Siparia vendors complain about state of market

The content originally appeared on: Trinidad and Tobago Newsday

Siparia Market vendors speak to media outside the premises on Monday. – Marvin Hamilton

Saying they have been losing sales owing to measures implemented by the Siparia Regional Corporation (SRC), several market vendors complained on Monday, calling for outstanding issues to be resolved.

Gaston Baptiste, who has been running a stall at the front of the market for over 40 years, said he said he had been trying to resolve the issues over the years to no avail.

He recalled that no-parking signs were put up on the lay-by road near his stall.

He said the market is deplorable, with rats, dogs, and cats running around. The refrigerators are not working, and there are a lot of electrical issues.

For those reasons, customers are going to shop at other places where parking is available.

Baptiste also accused officials of victimisation and showing favouritism to certain vendors.

He believes people want him out of his spot so that they can get it.

“A lot of us have complaints.

“Five days before Christmas, they put up the signs. So people cannot stop and buy from me,” Baptiste said.

Another vendor, Lucille Dickson said, of the five female toilets, only one is working.

She added that “pipers” are often seen in the male toilets.

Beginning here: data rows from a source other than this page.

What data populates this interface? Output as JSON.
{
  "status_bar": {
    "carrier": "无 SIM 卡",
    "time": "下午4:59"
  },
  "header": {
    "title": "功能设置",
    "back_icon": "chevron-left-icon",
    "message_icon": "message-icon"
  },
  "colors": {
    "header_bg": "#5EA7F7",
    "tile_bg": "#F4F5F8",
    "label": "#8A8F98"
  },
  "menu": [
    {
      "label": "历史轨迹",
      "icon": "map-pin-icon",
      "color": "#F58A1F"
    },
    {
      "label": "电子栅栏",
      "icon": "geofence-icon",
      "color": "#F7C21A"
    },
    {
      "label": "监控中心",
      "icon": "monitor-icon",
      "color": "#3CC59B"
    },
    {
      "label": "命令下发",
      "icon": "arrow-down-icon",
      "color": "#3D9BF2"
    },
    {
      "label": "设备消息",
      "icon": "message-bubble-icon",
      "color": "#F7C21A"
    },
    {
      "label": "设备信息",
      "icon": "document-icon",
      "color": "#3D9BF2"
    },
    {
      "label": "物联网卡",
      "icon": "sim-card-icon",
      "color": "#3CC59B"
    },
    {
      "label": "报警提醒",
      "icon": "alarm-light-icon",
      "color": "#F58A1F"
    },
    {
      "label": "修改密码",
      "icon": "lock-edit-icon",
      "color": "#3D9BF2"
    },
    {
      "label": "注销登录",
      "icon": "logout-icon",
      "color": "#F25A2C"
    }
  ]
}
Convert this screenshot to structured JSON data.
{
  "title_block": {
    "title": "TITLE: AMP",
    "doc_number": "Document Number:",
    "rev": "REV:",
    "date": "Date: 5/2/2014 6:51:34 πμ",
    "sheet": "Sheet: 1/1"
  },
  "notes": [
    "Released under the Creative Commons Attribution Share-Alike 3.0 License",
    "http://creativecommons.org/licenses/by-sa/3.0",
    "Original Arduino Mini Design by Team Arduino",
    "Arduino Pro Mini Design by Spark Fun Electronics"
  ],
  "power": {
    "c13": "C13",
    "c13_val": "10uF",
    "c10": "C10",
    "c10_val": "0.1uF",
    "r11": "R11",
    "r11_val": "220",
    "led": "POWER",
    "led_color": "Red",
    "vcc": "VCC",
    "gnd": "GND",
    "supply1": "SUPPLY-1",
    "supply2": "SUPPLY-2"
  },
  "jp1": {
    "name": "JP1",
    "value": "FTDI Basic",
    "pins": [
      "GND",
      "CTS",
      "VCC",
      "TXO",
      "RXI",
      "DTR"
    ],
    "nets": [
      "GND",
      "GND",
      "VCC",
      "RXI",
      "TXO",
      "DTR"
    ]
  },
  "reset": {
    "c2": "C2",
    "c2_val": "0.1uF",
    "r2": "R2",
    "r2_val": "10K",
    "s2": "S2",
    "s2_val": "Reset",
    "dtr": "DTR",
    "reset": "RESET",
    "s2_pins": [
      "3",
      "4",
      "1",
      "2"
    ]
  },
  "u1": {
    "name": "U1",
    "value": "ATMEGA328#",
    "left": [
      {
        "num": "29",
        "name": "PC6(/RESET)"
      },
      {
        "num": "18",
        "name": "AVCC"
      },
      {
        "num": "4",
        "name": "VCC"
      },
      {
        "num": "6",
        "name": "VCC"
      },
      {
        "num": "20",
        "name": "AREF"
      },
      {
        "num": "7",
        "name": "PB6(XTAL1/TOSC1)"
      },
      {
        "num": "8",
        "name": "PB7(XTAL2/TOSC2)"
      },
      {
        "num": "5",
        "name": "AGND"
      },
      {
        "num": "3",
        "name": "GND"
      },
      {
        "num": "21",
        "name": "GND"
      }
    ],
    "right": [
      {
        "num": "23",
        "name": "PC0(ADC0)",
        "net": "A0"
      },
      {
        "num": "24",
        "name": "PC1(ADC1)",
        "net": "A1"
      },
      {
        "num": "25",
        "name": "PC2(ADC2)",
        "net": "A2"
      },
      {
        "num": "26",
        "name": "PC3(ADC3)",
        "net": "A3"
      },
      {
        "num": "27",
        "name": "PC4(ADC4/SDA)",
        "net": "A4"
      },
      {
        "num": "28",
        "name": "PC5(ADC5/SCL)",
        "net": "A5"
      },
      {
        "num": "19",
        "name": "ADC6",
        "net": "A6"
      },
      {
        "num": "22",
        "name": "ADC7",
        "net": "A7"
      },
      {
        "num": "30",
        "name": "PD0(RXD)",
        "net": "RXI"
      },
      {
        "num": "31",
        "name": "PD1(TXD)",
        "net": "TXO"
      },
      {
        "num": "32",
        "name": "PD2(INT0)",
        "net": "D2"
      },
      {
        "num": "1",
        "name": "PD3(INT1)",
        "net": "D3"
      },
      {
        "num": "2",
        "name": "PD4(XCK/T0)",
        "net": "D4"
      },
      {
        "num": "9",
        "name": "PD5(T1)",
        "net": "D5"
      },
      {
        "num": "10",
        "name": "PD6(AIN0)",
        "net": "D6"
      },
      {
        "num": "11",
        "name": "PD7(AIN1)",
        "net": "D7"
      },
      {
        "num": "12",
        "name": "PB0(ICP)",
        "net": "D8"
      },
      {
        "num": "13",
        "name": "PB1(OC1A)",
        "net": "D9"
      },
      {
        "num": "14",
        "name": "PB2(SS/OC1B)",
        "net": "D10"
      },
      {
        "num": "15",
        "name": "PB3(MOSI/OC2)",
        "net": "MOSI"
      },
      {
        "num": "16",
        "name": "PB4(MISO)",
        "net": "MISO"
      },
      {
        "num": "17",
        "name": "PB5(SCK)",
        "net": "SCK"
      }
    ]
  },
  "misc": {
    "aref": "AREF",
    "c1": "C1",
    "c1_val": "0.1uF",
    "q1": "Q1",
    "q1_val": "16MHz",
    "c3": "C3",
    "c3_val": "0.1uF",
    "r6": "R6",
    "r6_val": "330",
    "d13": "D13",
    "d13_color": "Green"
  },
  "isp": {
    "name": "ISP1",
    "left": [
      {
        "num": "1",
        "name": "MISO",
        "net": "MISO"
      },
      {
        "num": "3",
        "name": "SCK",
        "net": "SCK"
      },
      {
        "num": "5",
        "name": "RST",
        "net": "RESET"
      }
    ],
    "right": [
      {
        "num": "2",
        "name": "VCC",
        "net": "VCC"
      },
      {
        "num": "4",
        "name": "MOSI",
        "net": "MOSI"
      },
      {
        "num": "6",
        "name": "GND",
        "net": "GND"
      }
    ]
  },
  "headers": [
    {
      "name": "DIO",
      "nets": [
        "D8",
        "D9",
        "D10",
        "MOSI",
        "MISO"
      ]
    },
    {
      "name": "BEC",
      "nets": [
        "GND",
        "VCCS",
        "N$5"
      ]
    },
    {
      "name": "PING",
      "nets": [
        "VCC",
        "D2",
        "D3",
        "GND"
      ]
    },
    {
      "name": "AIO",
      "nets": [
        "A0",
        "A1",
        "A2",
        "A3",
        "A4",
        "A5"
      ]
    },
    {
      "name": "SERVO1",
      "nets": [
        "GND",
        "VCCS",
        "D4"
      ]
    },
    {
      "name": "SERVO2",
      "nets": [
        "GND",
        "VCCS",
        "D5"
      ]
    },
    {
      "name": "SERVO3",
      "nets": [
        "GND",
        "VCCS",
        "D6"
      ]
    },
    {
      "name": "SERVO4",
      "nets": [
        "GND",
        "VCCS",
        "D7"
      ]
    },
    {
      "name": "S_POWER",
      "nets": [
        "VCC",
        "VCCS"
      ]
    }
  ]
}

Dickson said many vendors did not want to voice their concerns for fear of victimisation.

Contacted for comment, SRC chairman Denish Sankersingh dismissed the vendors’ claims as illegitimate “in nature.”

“As chairman, I am fully aware of what they spoke about. For instance, no-parking signs at the front of the market ensure a proper traffic flow. We cannot allow one vendor, who has a stall there, to allow traffic to build up,” Sankersingh said. “The facility is for everybody, the customers and vendors.

“One person is demanding parking at the front of his stall. His economic needs cannot take priority over the wider concerns.”

He added that the corporation continues to spend hundreds of thousands of dollars on the market to ensure it is a first-class facility.

“We cannot have a facility where we fix the toilets on Monday, and by Wednesday the toilets are broken down, and water is flowing all over. It cannot be a situation where we provide basic facilities, but they are being used, abused, and neglected.

“It cannot be that vendors are using the refrigerators as though they are their private properties. The refrigerators are used to store leftover stocks and not to store people’s items.”

The chairman said he is prepared to talk with the vendors to identify and resolve the issues.

Sankersingh also assured that the facility is cleaned properly after every use.

“The market boundary is near the cemetery, so that would be rodents. But we are in full control. We do all that is necessary to protect vendors and their goods.”

The market was closed on Monday and several municipal police were seen at the front of the facility.